**Your assignment:**
Among the records, which lines include "DELL"? List them.

**Excerpts from a dataset:**
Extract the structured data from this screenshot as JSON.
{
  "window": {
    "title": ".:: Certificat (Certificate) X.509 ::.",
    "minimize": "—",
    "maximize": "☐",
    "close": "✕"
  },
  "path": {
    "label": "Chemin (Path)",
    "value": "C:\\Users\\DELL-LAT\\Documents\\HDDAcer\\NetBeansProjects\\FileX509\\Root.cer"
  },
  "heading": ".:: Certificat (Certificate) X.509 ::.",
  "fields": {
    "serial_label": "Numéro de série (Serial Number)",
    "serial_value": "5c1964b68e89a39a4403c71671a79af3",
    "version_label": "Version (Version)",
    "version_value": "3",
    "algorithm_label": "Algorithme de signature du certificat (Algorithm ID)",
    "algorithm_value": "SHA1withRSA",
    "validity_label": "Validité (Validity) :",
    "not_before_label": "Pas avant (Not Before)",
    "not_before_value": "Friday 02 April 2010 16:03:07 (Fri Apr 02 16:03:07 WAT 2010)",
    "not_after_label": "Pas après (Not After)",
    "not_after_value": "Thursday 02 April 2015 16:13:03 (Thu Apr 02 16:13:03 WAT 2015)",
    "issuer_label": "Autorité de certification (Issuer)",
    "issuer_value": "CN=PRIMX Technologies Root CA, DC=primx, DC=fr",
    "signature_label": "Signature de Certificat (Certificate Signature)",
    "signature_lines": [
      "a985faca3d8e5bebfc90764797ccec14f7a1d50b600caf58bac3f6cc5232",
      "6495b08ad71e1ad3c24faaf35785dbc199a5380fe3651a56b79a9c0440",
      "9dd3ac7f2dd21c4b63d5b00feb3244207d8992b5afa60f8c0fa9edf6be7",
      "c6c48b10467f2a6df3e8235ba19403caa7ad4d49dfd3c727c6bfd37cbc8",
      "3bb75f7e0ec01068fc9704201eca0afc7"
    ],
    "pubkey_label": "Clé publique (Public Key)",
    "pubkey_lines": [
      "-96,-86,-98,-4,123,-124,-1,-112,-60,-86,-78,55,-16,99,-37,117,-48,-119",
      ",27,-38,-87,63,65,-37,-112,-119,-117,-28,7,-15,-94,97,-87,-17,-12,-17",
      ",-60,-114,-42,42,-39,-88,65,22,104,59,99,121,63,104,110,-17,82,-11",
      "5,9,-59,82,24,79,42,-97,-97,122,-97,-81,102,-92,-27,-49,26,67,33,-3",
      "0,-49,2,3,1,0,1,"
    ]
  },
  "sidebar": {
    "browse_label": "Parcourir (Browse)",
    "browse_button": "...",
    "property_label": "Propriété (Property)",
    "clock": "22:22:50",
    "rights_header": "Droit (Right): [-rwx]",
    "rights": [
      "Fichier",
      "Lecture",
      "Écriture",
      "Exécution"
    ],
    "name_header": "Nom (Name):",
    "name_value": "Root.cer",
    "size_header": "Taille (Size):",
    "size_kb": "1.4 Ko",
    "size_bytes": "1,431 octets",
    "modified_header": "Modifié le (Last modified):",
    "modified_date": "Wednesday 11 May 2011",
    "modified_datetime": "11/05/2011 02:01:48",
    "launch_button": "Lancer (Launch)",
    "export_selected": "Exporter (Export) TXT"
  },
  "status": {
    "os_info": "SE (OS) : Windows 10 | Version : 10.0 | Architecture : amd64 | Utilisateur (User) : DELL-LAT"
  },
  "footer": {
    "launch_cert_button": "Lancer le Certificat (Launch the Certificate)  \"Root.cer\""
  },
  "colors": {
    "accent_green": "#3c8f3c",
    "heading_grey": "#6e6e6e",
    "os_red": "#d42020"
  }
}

**Solution to this problem:**
    "value": "C:\\Users\\DELL-LAT\\Documents\\HDDAcer\\NetBeansProjects\\FileX509\\Root.cer"
    "os_info": "SE (OS) : Windows 10 | Version : 10.0 | Architecture : amd64 | Utilisateur (User) : DELL-LAT"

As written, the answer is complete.